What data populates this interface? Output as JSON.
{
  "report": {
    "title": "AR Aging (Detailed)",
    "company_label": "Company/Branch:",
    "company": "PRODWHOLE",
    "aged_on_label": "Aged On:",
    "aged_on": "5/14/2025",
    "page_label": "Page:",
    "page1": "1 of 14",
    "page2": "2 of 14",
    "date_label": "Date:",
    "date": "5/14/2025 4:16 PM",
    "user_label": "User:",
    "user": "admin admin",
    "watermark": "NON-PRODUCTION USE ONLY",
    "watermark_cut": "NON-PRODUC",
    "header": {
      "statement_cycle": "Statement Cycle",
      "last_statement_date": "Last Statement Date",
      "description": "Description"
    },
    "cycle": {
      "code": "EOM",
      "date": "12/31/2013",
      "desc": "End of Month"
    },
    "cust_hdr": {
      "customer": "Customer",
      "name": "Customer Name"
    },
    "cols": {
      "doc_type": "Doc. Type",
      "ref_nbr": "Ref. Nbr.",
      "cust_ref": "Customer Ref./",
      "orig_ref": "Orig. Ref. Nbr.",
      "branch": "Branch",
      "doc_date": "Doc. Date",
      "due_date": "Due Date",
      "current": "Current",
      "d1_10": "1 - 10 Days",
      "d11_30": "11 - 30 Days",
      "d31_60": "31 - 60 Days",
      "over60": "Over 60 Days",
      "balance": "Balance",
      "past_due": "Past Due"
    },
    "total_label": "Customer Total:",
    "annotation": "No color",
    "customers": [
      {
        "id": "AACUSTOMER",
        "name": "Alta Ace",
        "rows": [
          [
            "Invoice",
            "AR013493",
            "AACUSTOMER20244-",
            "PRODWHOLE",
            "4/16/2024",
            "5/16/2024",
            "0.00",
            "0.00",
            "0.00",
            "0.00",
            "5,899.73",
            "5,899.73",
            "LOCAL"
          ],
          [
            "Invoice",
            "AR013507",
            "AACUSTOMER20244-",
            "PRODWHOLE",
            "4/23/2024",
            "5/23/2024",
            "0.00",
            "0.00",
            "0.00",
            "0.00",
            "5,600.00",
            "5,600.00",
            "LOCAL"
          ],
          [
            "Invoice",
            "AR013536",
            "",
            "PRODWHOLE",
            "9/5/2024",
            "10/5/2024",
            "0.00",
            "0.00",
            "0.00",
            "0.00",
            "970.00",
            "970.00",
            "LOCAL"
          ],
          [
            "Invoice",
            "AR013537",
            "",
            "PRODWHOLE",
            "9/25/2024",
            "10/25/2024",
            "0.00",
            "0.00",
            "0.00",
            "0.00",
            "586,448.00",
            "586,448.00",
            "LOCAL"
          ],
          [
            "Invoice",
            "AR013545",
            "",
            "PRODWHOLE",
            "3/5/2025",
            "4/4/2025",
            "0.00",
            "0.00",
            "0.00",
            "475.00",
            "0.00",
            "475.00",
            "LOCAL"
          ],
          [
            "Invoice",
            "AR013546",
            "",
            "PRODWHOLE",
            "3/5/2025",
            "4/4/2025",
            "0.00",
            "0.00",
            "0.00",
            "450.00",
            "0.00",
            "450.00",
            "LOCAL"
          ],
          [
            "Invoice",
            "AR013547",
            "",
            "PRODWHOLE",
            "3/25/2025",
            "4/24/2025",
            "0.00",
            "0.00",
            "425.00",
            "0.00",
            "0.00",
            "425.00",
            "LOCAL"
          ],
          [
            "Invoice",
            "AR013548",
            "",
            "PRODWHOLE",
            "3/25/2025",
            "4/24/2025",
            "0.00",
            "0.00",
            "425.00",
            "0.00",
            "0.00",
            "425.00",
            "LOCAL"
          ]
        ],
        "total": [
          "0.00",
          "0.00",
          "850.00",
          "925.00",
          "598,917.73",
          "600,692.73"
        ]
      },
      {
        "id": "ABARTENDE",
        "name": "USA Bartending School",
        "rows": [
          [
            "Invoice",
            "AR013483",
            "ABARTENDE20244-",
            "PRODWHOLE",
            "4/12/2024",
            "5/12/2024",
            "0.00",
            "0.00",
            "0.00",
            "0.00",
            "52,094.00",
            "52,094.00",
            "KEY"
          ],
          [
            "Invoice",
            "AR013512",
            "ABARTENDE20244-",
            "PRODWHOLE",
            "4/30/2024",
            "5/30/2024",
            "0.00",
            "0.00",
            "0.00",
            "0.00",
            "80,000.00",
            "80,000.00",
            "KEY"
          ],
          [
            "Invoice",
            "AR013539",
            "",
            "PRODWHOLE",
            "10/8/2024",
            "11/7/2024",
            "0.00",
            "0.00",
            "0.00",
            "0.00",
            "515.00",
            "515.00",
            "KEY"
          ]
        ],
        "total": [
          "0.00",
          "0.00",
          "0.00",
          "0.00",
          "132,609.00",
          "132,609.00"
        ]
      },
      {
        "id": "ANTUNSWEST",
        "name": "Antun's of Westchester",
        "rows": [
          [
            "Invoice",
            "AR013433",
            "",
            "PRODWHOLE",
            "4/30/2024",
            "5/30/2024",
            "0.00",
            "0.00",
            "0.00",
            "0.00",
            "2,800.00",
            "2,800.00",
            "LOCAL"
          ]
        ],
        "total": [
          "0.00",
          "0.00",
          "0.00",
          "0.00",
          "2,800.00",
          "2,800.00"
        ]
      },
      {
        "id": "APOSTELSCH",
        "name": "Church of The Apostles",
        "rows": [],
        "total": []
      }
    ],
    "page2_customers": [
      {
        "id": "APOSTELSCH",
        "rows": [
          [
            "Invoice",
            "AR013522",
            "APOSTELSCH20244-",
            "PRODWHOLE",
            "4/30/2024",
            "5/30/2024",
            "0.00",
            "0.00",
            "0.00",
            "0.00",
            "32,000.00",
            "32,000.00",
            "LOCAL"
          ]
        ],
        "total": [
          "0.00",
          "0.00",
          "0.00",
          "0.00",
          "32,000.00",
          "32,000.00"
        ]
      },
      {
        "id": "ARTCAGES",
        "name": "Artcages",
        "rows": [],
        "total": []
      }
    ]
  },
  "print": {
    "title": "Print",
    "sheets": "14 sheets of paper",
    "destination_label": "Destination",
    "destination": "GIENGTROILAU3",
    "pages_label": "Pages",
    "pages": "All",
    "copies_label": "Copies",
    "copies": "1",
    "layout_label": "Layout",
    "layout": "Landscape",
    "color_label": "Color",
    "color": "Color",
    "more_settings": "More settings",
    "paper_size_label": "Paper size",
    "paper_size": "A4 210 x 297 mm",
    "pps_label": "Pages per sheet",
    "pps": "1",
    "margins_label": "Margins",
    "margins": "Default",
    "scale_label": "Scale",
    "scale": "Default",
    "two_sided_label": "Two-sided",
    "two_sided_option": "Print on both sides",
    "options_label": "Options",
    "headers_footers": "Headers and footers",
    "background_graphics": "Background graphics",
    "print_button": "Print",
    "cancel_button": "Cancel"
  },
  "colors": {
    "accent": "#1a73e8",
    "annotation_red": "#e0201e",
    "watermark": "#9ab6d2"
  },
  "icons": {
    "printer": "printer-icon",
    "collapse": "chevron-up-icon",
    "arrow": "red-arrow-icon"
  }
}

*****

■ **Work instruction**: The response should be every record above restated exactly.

■ **Output of the task**:
What data populates this interface? Output as JSON.
{
  "report": {
    "title": "AR Aging (Detailed)",
    "company_label": "Company/Branch:",
    "company": "PRODWHOLE",
    "aged_on_label": "Aged On:",
    "aged_on": "5/14/2025",
    "page_label": "Page:",
    "page1": "1 of 14",
    "page2": "2 of 14",
    "date_label": "Date:",
    "date": "5/14/2025 4:16 PM",
    "user_label": "User:",
    "user": "admin admin",
    "watermark": "NON-PRODUCTION USE ONLY",
    "watermark_cut": "NON-PRODUC",
    "header": {
      "statement_cycle": "Statement Cycle",
      "last_statement_date": "Last Statement Date",
      "description": "Description"
    },
    "cycle": {
      "code": "EOM",
      "date": "12/31/2013",
      "desc": "End of Month"
    },
    "cust_hdr": {
      "customer": "Customer",
      "name": "Customer Name"
    },
    "cols": {
      "doc_type": "Doc. Type",
      "ref_nbr": "Ref. Nbr.",
      "cust_ref": "Customer Ref./",
      "orig_ref": "Orig. Ref. Nbr.",
      "branch": "Branch",
      "doc_date": "Doc. Date",
      "due_date": "Due Date",
      "current": "Current",
      "d1_10": "1 - 10 Days",
      "d11_30": "11 - 30 Days",
      "d31_60": "31 - 60 Days",
      "over60": "Over 60 Days",
      "balance": "Balance",
      "past_due": "Past Due"
    },
    "total_label": "Customer Total:",
    "annotation": "No color",
    "customers": [
      {
        "id": "AACUSTOMER",
        "name": "Alta Ace",
        "rows": [
          [
            "Invoice",
            "AR013493",
            "AACUSTOMER20244-",
            "PRODWHOLE",
            "4/16/2024",
            "5/16/2024",
            "0.00",
            "0.00",
            "0.00",
            "0.00",
            "5,899.73",
            "5,899.73",
            "LOCAL"
          ],
          [
            "Invoice",
            "AR013507",
            "AACUSTOMER20244-",
            "PRODWHOLE",
            "4/23/2024",
            "5/23/2024",
            "0.00",
            "0.00",
            "0.00",
            "0.00",
            "5,600.00",
            "5,600.00",
            "LOCAL"
          ],
          [
            "Invoice",
            "AR013536",
            "",
            "PRODWHOLE",
            "9/5/2024",
            "10/5/2024",
            "0.00",
            "0.00",
            "0.00",
            "0.00",
            "970.00",
            "970.00",
            "LOCAL"
          ],
          [
            "Invoice",
            "AR013537",
            "",
            "PRODWHOLE",
            "9/25/2024",
            "10/25/2024",
            "0.00",
            "0.00",
            "0.00",
            "0.00",
            "586,448.00",
            "586,448.00",
            "LOCAL"
          ],
          [
            "Invoice",
            "AR013545",
            "",
            "PRODWHOLE",
            "3/5/2025",
            "4/4/2025",
            "0.00",
            "0.00",
            "0.00",
            "475.00",
            "0.00",
            "475.00",
            "LOCAL"
          ],
          [
            "Invoice",
            "AR013546",
            "",
            "PRODWHOLE",
            "3/5/2025",
            "4/4/2025",
            "0.00",
            "0.00",
            "0.00",
            "450.00",
            "0.00",
            "450.00",
            "LOCAL"
          ],
          [
            "Invoice",
            "AR013547",
            "",
            "PRODWHOLE",
            "3/25/2025",
            "4/24/2025",
            "0.00",
            "0.00",
            "425.00",
            "0.00",
            "0.00",
            "425.00",
            "LOCAL"
          ],
          [
            "Invoice",
            "AR013548",
            "",
            "PRODWHOLE",
            "3/25/2025",
            "4/24/2025",
            "0.00",
            "0.00",
            "425.00",
            "0.00",
            "0.00",
            "425.00",
            "LOCAL"
          ]
        ],
        "total": [
          "0.00",
          "0.00",
          "850.00",
          "925.00",
          "598,917.73",
          "600,692.73"
        ]
      },
      {
        "id": "ABARTENDE",
        "name": "USA Bartending School",
        "rows": [
          [
            "Invoice",
            "AR013483",
            "ABARTENDE20244-",
            "PRODWHOLE",
            "4/12/2024",
            "5/12/2024",
            "0.00",
            "0.00",
            "0.00",
            "0.00",
            "52,094.00",
            "52,094.00",
            "KEY"
          ],
          [
            "Invoice",
            "AR013512",
            "ABARTENDE20244-",
            "PRODWHOLE",
            "4/30/2024",
            "5/30/2024",
            "0.00",
            "0.00",
            "0.00",
            "0.00",
            "80,000.00",
            "80,000.00",
            "KEY"
          ],
          [
            "Invoice",
            "AR013539",
            "",
            "PRODWHOLE",
            "10/8/2024",
            "11/7/2024",
            "0.00",
            "0.00",
            "0.00",
            "0.00",
            "515.00",
            "515.00",
            "KEY"
          ]
        ],
        "total": [
          "0.00",
          "0.00",
          "0.00",
          "0.00",
          "132,609.00",
          "132,609.00"
        ]
      },
      {
        "id": "ANTUNSWEST",
        "name": "Antun's of Westchester",
        "rows": [
          [
            "Invoice",
            "AR013433",
            "",
            "PRODWHOLE",
            "4/30/2024",
            "5/30/2024",
            "0.00",
            "0.00",
            "0.00",
            "0.00",
            "2,800.00",
            "2,800.00",
            "LOCAL"
          ]
        ],
        "total": [
          "0.00",
          "0.00",
          "0.00",
          "0.00",
          "2,800.00",
          "2,800.00"
        ]
      },
      {
        "id": "APOSTELSCH",
        "name": "Church of The Apostles",
        "rows": [],
        "total": []
      }
    ],
    "page2_customers": [
      {
        "id": "APOSTELSCH",
        "rows": [
          [
            "Invoice",
            "AR013522",
            "APOSTELSCH20244-",
            "PRODWHOLE",
            "4/30/2024",
            "5/30/2024",
            "0.00",
            "0.00",
            "0.00",
            "0.00",
            "32,000.00",
            "32,000.00",
            "LOCAL"
          ]
        ],
        "total": [
          "0.00",
          "0.00",
          "0.00",
          "0.00",
          "32,000.00",
          "32,000.00"
        ]
      },
      {
        "id": "ARTCAGES",
        "name": "Artcages",
        "rows": [],
        "total": []
      }
    ]
  },
  "print": {
    "title": "Print",
    "sheets": "14 sheets of paper",
    "destination_label": "Destination",
    "destination": "GIENGTROILAU3",
    "pages_label": "Pages",
    "pages": "All",
    "copies_label": "Copies",
    "copies": "1",
    "layout_label": "Layout",
    "layout": "Landscape",
    "color_label": "Color",
    "color": "Color",
    "more_settings": "More settings",
    "paper_size_label": "Paper size",
    "paper_size": "A4 210 x 297 mm",
    "pps_label": "Pages per sheet",
    "pps": "1",
    "margins_label": "Margins",
    "margins": "Default",
    "scale_label": "Scale",
    "scale": "Default",
    "two_sided_label": "Two-sided",
    "two_sided_option": "Print on both sides",
    "options_label": "Options",
    "headers_footers": "Headers and footers",
    "background_graphics": "Background graphics",
    "print_button": "Print",
    "cancel_button": "Cancel"
  },
  "colors": {
    "accent": "#1a73e8",
    "annotation_red": "#e0201e",
    "watermark": "#9ab6d2"
  },
  "icons": {
    "printer": "printer-icon",
    "collapse": "chevron-up-icon",
    "arrow": "red-arrow-icon"
  }
}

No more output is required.